Typically, because we are just so rock-and-roll these days, each evening, once the said perfect 'sleeping house' scenario presents itself, we grab a bottle of Bordeaux from the cellar, some left-over tart-au-fraise from the fridge and a couple of forks ... and perhaps, maybe even some chocolate too (for good measure - you know, for 'later'!) and then proceed to delve into that pile of books. Happily reading long into the night. Knowing that the children will lie-in well passed the church bells in the morning, which chime just across the road at 7am every morning (to wake the farming community I believe) No-one here minds the bells, Least of all us, for it serves as a gentle reminder that we don't have to get up yet!

My two main chosen books for the week are: The Olive Farm - A memoir of buying a rundown old Olive farm in in the South of France. Written by the actress Carol Drinkwater (the lady who starred in All Creatures Great and Small) back in the fabulous and seemingly much simpler 80's. I love reading this book - Firstly, I love anything to do with tales of French restoration mishaps, and secondly, I adore the fact that it's set in 80's- Think Howards Way Fashion, The feeling of achievement after major sunburn, and paying for things in Francs. It's awesome and nostalgic and heart-warming. Plus, she is a truly beautiful writer - capturing perfectly the sheer heat and vibes of summertime's spent in the France. The good new is that is part one of a trilogy. Fabulous! I also read Playing Big by Tara Morh. Another new favourite.

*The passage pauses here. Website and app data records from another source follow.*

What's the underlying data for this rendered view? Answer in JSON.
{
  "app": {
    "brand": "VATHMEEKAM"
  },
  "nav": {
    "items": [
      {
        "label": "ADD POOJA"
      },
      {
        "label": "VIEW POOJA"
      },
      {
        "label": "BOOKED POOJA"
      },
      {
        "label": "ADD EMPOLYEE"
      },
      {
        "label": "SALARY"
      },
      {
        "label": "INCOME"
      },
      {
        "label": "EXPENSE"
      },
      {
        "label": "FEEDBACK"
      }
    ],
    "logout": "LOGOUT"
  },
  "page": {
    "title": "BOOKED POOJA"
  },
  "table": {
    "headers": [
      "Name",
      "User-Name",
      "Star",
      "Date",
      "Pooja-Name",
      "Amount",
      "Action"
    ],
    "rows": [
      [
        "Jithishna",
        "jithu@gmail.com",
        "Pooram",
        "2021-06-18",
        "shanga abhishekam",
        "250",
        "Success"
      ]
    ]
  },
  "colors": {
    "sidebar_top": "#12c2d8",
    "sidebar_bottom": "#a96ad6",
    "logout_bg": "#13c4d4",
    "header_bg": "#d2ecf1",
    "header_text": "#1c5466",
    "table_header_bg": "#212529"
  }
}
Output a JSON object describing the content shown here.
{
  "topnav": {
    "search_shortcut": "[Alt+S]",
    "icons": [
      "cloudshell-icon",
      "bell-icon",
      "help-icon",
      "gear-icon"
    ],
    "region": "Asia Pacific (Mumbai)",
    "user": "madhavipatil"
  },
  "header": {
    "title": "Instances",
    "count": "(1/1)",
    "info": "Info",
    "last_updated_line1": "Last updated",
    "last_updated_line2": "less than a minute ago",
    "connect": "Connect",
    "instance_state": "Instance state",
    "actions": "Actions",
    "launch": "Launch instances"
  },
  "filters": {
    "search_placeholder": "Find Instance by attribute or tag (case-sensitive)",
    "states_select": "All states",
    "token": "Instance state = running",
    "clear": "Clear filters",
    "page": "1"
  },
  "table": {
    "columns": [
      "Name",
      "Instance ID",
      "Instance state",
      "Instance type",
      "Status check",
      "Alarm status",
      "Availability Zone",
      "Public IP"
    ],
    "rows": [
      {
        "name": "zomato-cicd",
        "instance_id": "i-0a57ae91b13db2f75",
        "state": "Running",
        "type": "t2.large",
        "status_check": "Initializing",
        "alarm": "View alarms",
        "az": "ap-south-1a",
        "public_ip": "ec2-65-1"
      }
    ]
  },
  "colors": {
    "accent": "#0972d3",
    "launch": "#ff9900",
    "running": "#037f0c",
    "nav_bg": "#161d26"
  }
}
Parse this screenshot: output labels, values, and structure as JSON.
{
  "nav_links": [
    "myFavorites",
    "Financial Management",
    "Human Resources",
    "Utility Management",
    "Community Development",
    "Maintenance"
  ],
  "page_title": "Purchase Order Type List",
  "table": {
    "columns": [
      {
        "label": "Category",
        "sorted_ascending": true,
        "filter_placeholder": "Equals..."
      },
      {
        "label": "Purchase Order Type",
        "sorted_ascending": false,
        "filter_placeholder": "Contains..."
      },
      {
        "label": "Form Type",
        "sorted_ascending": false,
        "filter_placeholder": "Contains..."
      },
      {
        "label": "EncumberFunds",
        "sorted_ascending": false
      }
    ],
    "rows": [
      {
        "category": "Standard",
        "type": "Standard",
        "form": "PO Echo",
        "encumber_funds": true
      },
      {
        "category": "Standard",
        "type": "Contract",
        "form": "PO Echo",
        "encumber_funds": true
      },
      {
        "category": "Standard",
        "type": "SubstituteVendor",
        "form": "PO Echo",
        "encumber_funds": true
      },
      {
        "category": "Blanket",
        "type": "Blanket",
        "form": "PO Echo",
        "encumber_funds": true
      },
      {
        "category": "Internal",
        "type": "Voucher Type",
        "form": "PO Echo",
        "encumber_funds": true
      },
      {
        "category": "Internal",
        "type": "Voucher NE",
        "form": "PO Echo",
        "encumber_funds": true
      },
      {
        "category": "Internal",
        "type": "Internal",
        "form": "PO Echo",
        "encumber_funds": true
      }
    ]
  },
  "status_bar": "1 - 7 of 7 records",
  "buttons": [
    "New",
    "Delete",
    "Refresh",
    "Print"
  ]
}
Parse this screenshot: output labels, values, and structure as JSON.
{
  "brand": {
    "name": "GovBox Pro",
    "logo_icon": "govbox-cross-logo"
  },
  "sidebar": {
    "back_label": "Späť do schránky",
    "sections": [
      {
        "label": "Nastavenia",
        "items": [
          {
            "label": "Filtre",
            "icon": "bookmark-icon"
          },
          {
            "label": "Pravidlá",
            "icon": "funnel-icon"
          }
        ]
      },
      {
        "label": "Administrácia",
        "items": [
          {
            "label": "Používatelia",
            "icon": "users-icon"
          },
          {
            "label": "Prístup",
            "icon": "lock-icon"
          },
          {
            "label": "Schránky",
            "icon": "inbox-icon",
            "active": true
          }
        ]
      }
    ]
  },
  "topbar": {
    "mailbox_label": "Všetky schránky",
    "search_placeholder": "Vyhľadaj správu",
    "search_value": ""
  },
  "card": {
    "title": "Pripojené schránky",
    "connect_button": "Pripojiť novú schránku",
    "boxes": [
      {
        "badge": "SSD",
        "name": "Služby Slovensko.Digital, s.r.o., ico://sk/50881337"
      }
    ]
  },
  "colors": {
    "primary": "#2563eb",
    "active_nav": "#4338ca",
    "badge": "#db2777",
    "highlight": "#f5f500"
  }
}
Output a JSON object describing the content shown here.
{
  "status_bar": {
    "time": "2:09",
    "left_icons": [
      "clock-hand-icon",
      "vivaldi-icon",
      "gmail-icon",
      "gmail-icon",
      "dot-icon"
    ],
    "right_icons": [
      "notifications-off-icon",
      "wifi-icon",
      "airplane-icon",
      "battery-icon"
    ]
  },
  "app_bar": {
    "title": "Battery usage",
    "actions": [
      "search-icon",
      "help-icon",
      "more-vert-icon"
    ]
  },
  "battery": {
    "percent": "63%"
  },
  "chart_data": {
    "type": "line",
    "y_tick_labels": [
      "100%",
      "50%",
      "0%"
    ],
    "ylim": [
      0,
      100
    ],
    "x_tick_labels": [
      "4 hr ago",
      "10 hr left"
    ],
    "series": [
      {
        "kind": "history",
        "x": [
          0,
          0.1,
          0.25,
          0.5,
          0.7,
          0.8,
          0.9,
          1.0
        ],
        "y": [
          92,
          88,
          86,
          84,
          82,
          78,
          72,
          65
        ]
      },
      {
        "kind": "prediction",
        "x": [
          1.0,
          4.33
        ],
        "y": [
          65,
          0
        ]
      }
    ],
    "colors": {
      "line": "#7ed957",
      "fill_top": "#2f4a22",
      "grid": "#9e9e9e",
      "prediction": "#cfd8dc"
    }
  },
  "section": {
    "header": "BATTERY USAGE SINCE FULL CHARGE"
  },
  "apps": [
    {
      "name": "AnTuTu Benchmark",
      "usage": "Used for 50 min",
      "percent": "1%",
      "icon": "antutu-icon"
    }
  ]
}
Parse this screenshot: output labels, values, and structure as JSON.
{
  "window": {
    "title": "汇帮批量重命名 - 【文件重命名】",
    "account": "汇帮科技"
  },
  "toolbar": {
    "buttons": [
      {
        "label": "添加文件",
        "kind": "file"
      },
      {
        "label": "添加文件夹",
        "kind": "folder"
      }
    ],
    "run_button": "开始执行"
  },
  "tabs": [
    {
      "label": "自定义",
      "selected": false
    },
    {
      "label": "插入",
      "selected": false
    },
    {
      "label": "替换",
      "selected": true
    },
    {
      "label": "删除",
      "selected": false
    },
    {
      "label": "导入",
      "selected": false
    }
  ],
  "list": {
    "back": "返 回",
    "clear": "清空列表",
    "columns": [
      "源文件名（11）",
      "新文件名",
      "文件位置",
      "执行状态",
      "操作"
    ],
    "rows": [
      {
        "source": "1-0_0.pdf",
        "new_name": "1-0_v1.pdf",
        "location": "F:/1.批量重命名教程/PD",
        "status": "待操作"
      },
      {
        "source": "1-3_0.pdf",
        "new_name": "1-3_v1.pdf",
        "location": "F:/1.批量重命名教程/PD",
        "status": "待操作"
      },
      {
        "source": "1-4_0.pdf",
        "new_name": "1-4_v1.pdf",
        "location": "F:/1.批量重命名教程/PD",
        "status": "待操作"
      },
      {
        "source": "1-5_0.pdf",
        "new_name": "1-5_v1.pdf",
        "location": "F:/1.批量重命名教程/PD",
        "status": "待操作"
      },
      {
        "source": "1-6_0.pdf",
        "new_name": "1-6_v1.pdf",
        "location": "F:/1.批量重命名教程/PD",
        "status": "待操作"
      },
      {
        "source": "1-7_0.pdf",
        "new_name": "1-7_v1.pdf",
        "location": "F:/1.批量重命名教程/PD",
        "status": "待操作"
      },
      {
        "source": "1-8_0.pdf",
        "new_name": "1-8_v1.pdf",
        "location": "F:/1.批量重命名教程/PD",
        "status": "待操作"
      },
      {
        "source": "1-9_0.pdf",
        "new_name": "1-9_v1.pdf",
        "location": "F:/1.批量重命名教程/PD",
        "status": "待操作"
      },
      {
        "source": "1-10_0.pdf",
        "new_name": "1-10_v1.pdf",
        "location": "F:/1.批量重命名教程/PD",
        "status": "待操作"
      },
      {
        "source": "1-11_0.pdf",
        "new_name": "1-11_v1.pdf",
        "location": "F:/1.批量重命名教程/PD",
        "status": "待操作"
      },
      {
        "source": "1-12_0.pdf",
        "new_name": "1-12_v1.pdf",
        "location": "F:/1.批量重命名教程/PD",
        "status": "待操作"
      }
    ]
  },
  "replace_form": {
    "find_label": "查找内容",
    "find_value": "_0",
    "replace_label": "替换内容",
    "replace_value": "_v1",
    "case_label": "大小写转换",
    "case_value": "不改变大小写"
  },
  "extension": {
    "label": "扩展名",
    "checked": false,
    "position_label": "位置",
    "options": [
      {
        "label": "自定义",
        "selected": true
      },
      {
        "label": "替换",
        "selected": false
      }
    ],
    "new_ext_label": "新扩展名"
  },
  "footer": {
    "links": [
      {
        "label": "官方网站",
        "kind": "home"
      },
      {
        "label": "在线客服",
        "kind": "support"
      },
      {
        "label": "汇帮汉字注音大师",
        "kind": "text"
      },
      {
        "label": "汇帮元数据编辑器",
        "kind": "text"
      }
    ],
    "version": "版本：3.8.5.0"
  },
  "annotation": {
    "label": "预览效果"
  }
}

So Mr F pours the wine, and I select my first magazine to delve into (magazines being my starter. A bit of self-help inspiration for mains, then French memoirs for pudding!) I raise my glass to my favourite book club partner and say 'Right, im going in!"